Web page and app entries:
○ ○ ○

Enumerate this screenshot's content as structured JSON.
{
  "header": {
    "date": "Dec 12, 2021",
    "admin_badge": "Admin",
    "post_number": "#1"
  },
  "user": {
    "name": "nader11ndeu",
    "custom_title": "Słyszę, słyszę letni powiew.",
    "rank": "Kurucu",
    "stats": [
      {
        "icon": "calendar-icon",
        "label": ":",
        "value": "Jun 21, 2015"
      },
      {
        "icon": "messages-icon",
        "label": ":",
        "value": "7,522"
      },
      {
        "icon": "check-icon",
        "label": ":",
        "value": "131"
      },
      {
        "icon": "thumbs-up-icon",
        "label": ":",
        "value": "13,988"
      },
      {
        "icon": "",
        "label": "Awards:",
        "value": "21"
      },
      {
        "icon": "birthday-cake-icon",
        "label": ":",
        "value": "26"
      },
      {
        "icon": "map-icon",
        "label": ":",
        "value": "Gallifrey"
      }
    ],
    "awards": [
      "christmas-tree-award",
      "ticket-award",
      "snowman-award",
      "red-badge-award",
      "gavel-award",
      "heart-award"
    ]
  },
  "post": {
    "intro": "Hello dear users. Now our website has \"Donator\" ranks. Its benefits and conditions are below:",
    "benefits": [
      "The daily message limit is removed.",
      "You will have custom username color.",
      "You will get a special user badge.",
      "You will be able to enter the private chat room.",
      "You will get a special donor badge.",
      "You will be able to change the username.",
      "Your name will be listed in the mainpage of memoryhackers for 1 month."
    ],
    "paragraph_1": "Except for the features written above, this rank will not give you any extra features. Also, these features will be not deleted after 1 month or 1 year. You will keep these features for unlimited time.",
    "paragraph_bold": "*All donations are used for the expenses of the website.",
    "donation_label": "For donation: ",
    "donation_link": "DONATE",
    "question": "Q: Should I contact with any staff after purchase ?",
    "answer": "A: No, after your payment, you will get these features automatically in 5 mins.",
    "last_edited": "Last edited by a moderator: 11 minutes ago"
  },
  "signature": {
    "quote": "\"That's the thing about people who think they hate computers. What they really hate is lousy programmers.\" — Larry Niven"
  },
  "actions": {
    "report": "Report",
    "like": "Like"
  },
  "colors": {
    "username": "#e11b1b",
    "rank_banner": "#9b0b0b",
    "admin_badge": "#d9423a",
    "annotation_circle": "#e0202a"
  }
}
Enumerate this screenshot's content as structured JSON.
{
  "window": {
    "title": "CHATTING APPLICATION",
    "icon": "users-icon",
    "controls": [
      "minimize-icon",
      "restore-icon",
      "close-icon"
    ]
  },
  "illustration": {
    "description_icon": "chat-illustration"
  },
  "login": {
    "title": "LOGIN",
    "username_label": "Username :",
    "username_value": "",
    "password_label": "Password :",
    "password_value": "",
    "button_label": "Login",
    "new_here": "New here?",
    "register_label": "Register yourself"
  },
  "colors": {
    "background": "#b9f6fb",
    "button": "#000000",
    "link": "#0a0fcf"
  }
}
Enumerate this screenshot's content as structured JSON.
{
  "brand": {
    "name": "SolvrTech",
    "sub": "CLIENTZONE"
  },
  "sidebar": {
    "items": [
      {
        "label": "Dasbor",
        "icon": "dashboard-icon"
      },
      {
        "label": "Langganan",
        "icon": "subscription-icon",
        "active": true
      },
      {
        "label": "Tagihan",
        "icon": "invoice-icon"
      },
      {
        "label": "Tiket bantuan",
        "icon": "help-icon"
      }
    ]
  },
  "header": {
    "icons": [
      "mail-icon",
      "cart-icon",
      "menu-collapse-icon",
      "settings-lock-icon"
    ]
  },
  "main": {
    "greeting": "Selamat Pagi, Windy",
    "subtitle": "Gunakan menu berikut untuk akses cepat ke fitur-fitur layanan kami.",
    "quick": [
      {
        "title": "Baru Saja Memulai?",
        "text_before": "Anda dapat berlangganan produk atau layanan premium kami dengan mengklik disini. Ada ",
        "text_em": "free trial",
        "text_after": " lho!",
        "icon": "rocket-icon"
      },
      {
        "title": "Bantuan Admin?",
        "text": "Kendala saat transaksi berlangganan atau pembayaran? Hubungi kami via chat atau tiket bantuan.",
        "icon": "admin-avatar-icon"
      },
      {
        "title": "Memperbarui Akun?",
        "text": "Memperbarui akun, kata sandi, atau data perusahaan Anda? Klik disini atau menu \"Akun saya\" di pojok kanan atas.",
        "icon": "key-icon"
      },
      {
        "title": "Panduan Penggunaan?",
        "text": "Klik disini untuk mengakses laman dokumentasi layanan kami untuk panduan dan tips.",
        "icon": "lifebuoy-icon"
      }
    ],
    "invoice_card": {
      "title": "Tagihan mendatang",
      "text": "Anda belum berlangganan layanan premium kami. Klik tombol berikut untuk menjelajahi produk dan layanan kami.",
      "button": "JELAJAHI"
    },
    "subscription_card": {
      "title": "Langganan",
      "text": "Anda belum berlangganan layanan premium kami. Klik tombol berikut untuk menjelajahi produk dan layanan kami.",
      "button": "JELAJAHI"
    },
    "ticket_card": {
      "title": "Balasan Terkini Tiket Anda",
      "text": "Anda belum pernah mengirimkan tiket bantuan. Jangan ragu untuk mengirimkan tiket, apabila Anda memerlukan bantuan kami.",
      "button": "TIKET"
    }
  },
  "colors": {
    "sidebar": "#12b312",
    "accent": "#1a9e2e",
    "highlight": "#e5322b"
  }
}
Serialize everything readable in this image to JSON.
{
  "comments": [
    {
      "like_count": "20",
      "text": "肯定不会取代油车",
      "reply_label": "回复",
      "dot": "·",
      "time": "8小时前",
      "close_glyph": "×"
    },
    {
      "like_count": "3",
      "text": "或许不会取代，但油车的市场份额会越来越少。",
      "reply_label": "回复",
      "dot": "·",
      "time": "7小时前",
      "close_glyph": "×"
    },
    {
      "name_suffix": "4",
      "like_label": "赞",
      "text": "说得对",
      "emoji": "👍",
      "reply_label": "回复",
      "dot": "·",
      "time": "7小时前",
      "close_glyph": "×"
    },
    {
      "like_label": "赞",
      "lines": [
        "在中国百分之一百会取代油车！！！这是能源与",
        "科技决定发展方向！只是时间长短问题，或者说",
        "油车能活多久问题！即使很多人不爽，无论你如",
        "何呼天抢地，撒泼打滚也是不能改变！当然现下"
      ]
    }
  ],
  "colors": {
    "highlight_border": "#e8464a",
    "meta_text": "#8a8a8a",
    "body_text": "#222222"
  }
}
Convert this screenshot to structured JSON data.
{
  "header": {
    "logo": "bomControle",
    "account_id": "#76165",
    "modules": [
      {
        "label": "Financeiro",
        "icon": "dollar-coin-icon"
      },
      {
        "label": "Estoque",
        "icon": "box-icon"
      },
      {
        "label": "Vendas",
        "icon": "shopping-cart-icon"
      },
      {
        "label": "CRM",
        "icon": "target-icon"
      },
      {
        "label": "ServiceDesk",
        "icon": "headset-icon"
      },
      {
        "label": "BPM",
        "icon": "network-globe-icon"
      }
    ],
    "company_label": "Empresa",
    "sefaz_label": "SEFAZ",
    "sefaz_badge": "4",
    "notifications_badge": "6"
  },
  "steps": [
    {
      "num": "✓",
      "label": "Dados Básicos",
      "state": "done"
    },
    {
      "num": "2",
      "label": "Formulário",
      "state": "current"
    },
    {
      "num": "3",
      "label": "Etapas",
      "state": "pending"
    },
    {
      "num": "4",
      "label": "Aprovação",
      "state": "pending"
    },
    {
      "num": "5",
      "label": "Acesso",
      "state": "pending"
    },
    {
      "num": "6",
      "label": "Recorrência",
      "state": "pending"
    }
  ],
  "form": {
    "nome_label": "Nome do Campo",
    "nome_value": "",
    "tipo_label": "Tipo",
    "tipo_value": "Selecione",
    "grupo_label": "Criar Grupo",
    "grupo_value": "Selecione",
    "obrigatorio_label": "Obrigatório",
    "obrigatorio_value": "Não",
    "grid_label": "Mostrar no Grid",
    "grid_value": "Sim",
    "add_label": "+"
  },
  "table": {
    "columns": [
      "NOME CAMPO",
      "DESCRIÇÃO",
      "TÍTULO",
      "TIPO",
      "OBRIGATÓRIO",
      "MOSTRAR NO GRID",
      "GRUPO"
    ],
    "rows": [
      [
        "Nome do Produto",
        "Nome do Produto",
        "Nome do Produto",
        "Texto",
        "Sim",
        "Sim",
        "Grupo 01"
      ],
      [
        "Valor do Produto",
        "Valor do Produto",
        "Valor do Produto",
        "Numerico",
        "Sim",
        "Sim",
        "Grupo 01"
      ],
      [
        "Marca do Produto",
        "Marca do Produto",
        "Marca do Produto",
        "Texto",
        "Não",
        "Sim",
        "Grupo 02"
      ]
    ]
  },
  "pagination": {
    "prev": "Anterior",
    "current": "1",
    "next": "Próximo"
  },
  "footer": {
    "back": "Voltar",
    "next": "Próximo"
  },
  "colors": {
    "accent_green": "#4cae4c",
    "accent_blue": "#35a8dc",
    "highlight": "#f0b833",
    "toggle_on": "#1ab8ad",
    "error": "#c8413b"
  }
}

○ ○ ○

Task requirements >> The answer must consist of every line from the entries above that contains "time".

Written response >>
    "paragraph_1": "Except for the features written above, this rank will not give you any extra features. Also, these features will be not deleted after 1 month or 1 year. You will keep these features for unlimited time.",
      "time": "8小时前",
      "time": "7小时前",
      "time": "7小时前",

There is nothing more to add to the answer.